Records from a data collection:

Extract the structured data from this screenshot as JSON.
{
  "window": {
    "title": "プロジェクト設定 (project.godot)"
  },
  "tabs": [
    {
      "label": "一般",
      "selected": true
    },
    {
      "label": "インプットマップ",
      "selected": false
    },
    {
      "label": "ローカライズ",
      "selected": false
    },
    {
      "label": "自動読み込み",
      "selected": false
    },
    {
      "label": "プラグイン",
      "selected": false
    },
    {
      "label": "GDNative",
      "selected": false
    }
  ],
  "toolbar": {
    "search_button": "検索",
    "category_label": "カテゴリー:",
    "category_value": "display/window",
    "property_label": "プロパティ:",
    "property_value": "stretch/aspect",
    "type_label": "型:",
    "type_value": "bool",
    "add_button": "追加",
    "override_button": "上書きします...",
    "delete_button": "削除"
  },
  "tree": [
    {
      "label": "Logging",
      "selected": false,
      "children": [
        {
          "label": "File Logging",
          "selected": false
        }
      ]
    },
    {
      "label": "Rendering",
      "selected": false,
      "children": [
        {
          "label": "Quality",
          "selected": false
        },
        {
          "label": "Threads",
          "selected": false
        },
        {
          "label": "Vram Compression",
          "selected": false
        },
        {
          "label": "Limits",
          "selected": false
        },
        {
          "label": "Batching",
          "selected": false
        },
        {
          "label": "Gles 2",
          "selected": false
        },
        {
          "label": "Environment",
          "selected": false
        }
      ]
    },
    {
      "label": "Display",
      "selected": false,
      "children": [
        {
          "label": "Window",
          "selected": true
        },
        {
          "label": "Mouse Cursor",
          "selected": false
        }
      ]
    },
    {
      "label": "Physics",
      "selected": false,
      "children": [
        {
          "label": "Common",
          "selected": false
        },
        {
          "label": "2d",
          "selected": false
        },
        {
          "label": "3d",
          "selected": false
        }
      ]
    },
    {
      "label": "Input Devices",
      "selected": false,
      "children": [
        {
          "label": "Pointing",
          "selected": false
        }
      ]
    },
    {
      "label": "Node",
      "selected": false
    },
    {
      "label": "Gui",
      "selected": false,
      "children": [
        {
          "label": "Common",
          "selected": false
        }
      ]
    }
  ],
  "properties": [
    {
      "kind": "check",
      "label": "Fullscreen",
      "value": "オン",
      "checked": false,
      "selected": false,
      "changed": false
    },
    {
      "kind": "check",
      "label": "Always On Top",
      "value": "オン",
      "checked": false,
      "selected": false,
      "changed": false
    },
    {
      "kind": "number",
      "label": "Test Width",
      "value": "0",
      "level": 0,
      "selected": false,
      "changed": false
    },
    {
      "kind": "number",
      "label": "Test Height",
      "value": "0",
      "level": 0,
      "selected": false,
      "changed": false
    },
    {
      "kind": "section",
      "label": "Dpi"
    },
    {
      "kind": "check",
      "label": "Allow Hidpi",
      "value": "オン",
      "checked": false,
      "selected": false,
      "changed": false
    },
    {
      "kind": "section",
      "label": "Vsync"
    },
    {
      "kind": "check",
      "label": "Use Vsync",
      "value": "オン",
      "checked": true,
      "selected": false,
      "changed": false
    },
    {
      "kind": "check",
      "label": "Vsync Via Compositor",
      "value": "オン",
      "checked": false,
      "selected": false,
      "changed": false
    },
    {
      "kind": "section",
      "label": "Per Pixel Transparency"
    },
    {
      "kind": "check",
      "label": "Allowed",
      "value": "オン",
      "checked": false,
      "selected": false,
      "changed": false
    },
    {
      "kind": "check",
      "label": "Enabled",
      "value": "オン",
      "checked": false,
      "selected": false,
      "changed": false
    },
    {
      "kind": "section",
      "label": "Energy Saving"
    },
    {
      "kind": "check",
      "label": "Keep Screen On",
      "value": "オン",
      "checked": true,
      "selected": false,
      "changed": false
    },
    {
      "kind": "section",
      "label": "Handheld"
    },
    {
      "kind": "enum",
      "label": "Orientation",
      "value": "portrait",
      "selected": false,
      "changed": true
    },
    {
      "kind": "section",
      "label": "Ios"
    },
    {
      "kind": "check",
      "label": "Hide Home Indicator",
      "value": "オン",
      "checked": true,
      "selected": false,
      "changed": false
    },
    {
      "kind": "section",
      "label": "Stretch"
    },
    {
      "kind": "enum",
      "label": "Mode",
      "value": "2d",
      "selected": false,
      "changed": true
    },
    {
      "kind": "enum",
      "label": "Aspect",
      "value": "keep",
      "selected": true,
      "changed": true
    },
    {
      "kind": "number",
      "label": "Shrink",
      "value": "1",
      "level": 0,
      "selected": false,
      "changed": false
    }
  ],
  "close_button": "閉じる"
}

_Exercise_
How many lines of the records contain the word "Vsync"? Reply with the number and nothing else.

_Written answer_
3